» Given data:
****
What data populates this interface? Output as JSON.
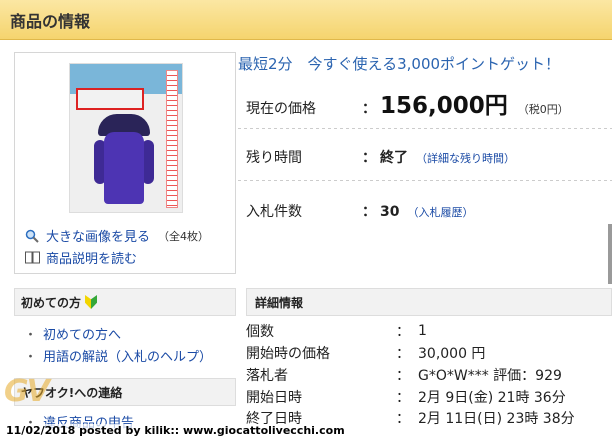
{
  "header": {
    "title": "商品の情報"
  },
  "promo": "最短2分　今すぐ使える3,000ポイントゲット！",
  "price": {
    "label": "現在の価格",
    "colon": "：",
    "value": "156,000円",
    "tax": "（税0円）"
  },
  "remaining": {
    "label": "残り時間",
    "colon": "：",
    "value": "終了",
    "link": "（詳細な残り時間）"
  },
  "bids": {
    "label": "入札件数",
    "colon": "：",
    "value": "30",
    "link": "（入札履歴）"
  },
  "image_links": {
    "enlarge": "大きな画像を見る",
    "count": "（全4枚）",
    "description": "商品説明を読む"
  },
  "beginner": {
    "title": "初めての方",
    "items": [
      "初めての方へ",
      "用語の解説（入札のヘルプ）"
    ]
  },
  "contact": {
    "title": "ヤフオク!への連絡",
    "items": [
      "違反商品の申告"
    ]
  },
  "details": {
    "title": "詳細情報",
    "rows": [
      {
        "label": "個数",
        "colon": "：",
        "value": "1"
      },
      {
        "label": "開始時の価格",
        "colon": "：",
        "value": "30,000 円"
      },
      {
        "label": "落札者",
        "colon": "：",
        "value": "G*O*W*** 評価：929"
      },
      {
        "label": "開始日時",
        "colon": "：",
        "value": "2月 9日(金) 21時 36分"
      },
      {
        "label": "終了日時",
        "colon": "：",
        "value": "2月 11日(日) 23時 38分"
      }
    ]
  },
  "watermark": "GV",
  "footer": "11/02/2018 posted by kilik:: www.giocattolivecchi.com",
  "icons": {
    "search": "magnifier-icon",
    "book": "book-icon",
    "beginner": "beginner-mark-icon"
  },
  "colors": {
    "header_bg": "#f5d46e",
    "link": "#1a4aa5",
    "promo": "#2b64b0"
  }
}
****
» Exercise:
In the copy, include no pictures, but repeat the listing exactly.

» Result of the task:
What data populates this interface? Output as JSON.
{
  "header": {
    "title": "商品の情報"
  },
  "promo": "最短2分　今すぐ使える3,000ポイントゲット！",
  "price": {
    "label": "現在の価格",
    "colon": "：",
    "value": "156,000円",
    "tax": "（税0円）"
  },
  "remaining": {
    "label": "残り時間",
    "colon": "：",
    "value": "終了",
    "link": "（詳細な残り時間）"
  },
  "bids": {
    "label": "入札件数",
    "colon": "：",
    "value": "30",
    "link": "（入札履歴）"
  },
  "image_links": {
    "enlarge": "大きな画像を見る",
    "count": "（全4枚）",
    "description": "商品説明を読む"
  },
  "beginner": {
    "title": "初めての方",
    "items": [
      "初めての方へ",
      "用語の解説（入札のヘルプ）"
    ]
  },
  "contact": {
    "title": "ヤフオク!への連絡",
    "items": [
      "違反商品の申告"
    ]
  },
  "details": {
    "title": "詳細情報",
    "rows": [
      {
        "label": "個数",
        "colon": "：",
        "value": "1"
      },
      {
        "label": "開始時の価格",
        "colon": "：",
        "value": "30,000 円"
      },
      {
        "label": "落札者",
        "colon": "：",
        "value": "G*O*W*** 評価：929"
      },
      {
        "label": "開始日時",
        "colon": "：",
        "value": "2月 9日(金) 21時 36分"
      },
      {
        "label": "終了日時",
        "colon": "：",
        "value": "2月 11日(日) 23時 38分"
      }
    ]
  },
  "watermark": "GV",
  "footer": "11/02/2018 posted by kilik:: www.giocattolivecchi.com",
  "icons": {
    "search": "magnifier-icon",
    "book": "book-icon",
    "beginner": "beginner-mark-icon"
  },
  "colors": {
    "header_bg": "#f5d46e",
    "link": "#1a4aa5",
    "promo": "#2b64b0"
  }
}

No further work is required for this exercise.